◆ **DATA LISTING**
§

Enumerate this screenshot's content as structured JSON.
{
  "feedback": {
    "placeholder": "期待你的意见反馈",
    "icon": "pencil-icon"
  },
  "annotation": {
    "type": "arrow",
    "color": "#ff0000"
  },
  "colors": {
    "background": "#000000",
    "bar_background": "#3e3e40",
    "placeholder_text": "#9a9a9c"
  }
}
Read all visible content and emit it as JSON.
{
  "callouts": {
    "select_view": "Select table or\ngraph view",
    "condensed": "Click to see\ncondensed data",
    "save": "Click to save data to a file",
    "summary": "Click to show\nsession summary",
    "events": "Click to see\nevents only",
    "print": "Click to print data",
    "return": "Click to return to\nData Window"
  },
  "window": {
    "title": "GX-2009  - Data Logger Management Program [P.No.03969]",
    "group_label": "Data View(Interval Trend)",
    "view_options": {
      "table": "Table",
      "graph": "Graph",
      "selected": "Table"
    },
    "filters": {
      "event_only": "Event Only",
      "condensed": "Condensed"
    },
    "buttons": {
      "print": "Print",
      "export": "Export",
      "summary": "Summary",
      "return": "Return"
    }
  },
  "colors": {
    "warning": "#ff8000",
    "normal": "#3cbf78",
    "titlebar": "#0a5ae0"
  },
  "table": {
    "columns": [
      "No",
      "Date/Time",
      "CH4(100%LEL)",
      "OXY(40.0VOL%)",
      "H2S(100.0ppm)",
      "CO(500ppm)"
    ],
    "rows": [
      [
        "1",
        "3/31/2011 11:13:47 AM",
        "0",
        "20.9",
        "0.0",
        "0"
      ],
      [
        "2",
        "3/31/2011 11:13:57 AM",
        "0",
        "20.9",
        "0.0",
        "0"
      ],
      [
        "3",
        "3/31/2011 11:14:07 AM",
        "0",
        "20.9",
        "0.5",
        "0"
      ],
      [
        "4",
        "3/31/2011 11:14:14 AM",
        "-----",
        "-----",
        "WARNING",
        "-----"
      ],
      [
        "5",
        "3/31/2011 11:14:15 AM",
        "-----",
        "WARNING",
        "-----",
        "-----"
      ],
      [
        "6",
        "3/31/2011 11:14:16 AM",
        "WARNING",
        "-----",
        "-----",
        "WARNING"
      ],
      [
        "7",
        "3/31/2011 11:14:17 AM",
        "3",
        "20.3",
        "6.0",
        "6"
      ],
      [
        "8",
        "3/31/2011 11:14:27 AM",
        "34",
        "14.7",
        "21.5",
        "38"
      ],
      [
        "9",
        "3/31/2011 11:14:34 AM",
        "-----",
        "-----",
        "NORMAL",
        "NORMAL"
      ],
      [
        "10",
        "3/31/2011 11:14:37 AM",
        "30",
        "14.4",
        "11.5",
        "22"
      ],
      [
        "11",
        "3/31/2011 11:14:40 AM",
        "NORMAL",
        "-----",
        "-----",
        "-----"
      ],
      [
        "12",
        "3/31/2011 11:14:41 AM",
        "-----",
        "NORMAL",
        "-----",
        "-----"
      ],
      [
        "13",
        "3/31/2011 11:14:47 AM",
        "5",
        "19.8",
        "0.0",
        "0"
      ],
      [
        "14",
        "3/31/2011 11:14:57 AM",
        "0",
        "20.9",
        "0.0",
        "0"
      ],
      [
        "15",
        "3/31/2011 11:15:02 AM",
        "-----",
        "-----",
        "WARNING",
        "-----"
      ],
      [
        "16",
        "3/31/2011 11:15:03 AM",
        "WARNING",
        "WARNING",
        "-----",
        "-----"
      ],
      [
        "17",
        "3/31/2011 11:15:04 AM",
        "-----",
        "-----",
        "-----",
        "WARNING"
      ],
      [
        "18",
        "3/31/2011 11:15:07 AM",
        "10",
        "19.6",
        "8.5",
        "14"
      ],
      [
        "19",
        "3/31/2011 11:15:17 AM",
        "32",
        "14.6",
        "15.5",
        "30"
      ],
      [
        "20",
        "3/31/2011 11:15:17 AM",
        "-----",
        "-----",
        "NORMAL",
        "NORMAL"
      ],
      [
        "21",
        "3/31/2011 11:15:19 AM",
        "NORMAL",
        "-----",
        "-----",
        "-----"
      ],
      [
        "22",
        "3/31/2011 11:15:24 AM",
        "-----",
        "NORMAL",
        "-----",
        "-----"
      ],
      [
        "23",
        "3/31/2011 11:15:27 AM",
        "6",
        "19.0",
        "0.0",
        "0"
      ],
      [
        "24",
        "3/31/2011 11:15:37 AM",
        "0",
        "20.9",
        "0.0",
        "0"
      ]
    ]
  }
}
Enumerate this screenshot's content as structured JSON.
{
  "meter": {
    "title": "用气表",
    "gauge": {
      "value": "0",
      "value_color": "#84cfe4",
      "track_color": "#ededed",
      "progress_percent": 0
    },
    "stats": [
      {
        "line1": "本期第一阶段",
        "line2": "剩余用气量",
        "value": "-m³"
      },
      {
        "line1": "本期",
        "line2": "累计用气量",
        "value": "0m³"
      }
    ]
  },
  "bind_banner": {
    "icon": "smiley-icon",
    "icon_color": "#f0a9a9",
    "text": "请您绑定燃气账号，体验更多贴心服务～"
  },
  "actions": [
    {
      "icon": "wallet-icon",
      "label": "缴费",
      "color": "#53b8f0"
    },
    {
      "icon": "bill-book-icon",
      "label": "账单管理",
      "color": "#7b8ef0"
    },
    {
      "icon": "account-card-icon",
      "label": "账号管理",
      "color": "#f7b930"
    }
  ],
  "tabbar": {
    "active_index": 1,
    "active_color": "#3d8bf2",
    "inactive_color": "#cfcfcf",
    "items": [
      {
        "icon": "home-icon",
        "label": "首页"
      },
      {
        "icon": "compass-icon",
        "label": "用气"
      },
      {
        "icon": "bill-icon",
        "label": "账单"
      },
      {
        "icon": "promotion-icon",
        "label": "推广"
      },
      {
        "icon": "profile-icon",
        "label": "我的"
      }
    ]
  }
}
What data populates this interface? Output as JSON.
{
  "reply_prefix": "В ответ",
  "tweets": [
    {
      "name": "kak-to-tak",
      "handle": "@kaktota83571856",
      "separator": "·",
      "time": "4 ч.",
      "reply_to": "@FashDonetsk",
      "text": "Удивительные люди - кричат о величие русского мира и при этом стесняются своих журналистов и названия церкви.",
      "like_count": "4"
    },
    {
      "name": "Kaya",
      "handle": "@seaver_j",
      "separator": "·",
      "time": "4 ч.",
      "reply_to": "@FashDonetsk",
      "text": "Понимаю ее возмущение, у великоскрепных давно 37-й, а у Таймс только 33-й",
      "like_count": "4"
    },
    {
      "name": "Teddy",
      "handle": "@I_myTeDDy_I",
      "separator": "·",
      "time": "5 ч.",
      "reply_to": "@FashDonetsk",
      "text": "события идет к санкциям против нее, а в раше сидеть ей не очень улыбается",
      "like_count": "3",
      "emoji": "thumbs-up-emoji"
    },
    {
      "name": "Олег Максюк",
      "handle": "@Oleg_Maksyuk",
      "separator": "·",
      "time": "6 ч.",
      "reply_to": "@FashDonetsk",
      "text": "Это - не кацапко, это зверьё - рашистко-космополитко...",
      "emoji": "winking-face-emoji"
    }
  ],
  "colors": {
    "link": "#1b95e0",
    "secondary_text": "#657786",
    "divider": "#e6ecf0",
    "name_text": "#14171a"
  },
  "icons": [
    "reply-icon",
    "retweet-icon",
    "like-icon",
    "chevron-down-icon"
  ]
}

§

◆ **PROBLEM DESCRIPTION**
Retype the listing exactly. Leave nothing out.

◆ **RESPONSE TO THE EXERCISE**
Enumerate this screenshot's content as structured JSON.
{
  "feedback": {
    "placeholder": "期待你的意见反馈",
    "icon": "pencil-icon"
  },
  "annotation": {
    "type": "arrow",
    "color": "#ff0000"
  },
  "colors": {
    "background": "#000000",
    "bar_background": "#3e3e40",
    "placeholder_text": "#9a9a9c"
  }
}
Read all visible content and emit it as JSON.
{
  "callouts": {
    "select_view": "Select table or\ngraph view",
    "condensed": "Click to see\ncondensed data",
    "save": "Click to save data to a file",
    "summary": "Click to show\nsession summary",
    "events": "Click to see\nevents only",
    "print": "Click to print data",
    "return": "Click to return to\nData Window"
  },
  "window": {
    "title": "GX-2009  - Data Logger Management Program [P.No.03969]",
    "group_label": "Data View(Interval Trend)",
    "view_options": {
      "table": "Table",
      "graph": "Graph",
      "selected": "Table"
    },
    "filters": {
      "event_only": "Event Only",
      "condensed": "Condensed"
    },
    "buttons": {
      "print": "Print",
      "export": "Export",
      "summary": "Summary",
      "return": "Return"
    }
  },
  "colors": {
    "warning": "#ff8000",
    "normal": "#3cbf78",
    "titlebar": "#0a5ae0"
  },
  "table": {
    "columns": [
      "No",
      "Date/Time",
      "CH4(100%LEL)",
      "OXY(40.0VOL%)",
      "H2S(100.0ppm)",
      "CO(500ppm)"
    ],
    "rows": [
      [
        "1",
        "3/31/2011 11:13:47 AM",
        "0",
        "20.9",
        "0.0",
        "0"
      ],
      [
        "2",
        "3/31/2011 11:13:57 AM",
        "0",
        "20.9",
        "0.0",
        "0"
      ],
      [
        "3",
        "3/31/2011 11:14:07 AM",
        "0",
        "20.9",
        "0.5",
        "0"
      ],
      [
        "4",
        "3/31/2011 11:14:14 AM",
        "-----",
        "-----",
        "WARNING",
        "-----"
      ],
      [
        "5",
        "3/31/2011 11:14:15 AM",
        "-----",
        "WARNING",
        "-----",
        "-----"
      ],
      [
        "6",
        "3/31/2011 11:14:16 AM",
        "WARNING",
        "-----",
        "-----",
        "WARNING"
      ],
      [
        "7",
        "3/31/2011 11:14:17 AM",
        "3",
        "20.3",
        "6.0",
        "6"
      ],
      [
        "8",
        "3/31/2011 11:14:27 AM",
        "34",
        "14.7",
        "21.5",
        "38"
      ],
      [
        "9",
        "3/31/2011 11:14:34 AM",
        "-----",
        "-----",
        "NORMAL",
        "NORMAL"
      ],
      [
        "10",
        "3/31/2011 11:14:37 AM",
        "30",
        "14.4",
        "11.5",
        "22"
      ],
      [
        "11",
        "3/31/2011 11:14:40 AM",
        "NORMAL",
        "-----",
        "-----",
        "-----"
      ],
      [
        "12",
        "3/31/2011 11:14:41 AM",
        "-----",
        "NORMAL",
        "-----",
        "-----"
      ],
      [
        "13",
        "3/31/2011 11:14:47 AM",
        "5",
        "19.8",
        "0.0",
        "0"
      ],
      [
        "14",
        "3/31/2011 11:14:57 AM",
        "0",
        "20.9",
        "0.0",
        "0"
      ],
      [
        "15",
        "3/31/2011 11:15:02 AM",
        "-----",
        "-----",
        "WARNING",
        "-----"
      ],
      [
        "16",
        "3/31/2011 11:15:03 AM",
        "WARNING",
        "WARNING",
        "-----",
        "-----"
      ],
      [
        "17",
        "3/31/2011 11:15:04 AM",
        "-----",
        "-----",
        "-----",
        "WARNING"
      ],
      [
        "18",
        "3/31/2011 11:15:07 AM",
        "10",
        "19.6",
        "8.5",
        "14"
      ],
      [
        "19",
        "3/31/2011 11:15:17 AM",
        "32",
        "14.6",
        "15.5",
        "30"
      ],
      [
        "20",
        "3/31/2011 11:15:17 AM",
        "-----",
        "-----",
        "NORMAL",
        "NORMAL"
      ],
      [
        "21",
        "3/31/2011 11:15:19 AM",
        "NORMAL",
        "-----",
        "-----",
        "-----"
      ],
      [
        "22",
        "3/31/2011 11:15:24 AM",
        "-----",
        "NORMAL",
        "-----",
        "-----"
      ],
      [
        "23",
        "3/31/2011 11:15:27 AM",
        "6",
        "19.0",
        "0.0",
        "0"
      ],
      [
        "24",
        "3/31/2011 11:15:37 AM",
        "0",
        "20.9",
        "0.0",
        "0"
      ]
    ]
  }
}
Enumerate this screenshot's content as structured JSON.
{
  "meter": {
    "title": "用气表",
    "gauge": {
      "value": "0",
      "value_color": "#84cfe4",
      "track_color": "#ededed",
      "progress_percent": 0
    },
    "stats": [
      {
        "line1": "本期第一阶段",
        "line2": "剩余用气量",
        "value": "-m³"
      },
      {
        "line1": "本期",
        "line2": "累计用气量",
        "value": "0m³"
      }
    ]
  },
  "bind_banner": {
    "icon": "smiley-icon",
    "icon_color": "#f0a9a9",
    "text": "请您绑定燃气账号，体验更多贴心服务～"
  },
  "actions": [
    {
      "icon": "wallet-icon",
      "label": "缴费",
      "color": "#53b8f0"
    },
    {
      "icon": "bill-book-icon",
      "label": "账单管理",
      "color": "#7b8ef0"
    },
    {
      "icon": "account-card-icon",
      "label": "账号管理",
      "color": "#f7b930"
    }
  ],
  "tabbar": {
    "active_index": 1,
    "active_color": "#3d8bf2",
    "inactive_color": "#cfcfcf",
    "items": [
      {
        "icon": "home-icon",
        "label": "首页"
      },
      {
        "icon": "compass-icon",
        "label": "用气"
      },
      {
        "icon": "bill-icon",
        "label": "账单"
      },
      {
        "icon": "promotion-icon",
        "label": "推广"
      },
      {
        "icon": "profile-icon",
        "label": "我的"
      }
    ]
  }
}
What data populates this interface? Output as JSON.
{
  "reply_prefix": "В ответ",
  "tweets": [
    {
      "name": "kak-to-tak",
      "handle": "@kaktota83571856",
      "separator": "·",
      "time": "4 ч.",
      "reply_to": "@FashDonetsk",
      "text": "Удивительные люди - кричат о величие русского мира и при этом стесняются своих журналистов и названия церкви.",
      "like_count": "4"
    },
    {
      "name": "Kaya",
      "handle": "@seaver_j",
      "separator": "·",
      "time": "4 ч.",
      "reply_to": "@FashDonetsk",
      "text": "Понимаю ее возмущение, у великоскрепных давно 37-й, а у Таймс только 33-й",
      "like_count": "4"
    },
    {
      "name": "Teddy",
      "handle": "@I_myTeDDy_I",
      "separator": "·",
      "time": "5 ч.",
      "reply_to": "@FashDonetsk",
      "text": "события идет к санкциям против нее, а в раше сидеть ей не очень улыбается",
      "like_count": "3",
      "emoji": "thumbs-up-emoji"
    },
    {
      "name": "Олег Максюк",
      "handle": "@Oleg_Maksyuk",
      "separator": "·",
      "time": "6 ч.",
      "reply_to": "@FashDonetsk",
      "text": "Это - не кацапко, это зверьё - рашистко-космополитко...",
      "emoji": "winking-face-emoji"
    }
  ],
  "colors": {
    "link": "#1b95e0",
    "secondary_text": "#657786",
    "divider": "#e6ecf0",
    "name_text": "#14171a"
  },
  "icons": [
    "reply-icon",
    "retweet-icon",
    "like-icon",
    "chevron-down-icon"
  ]
}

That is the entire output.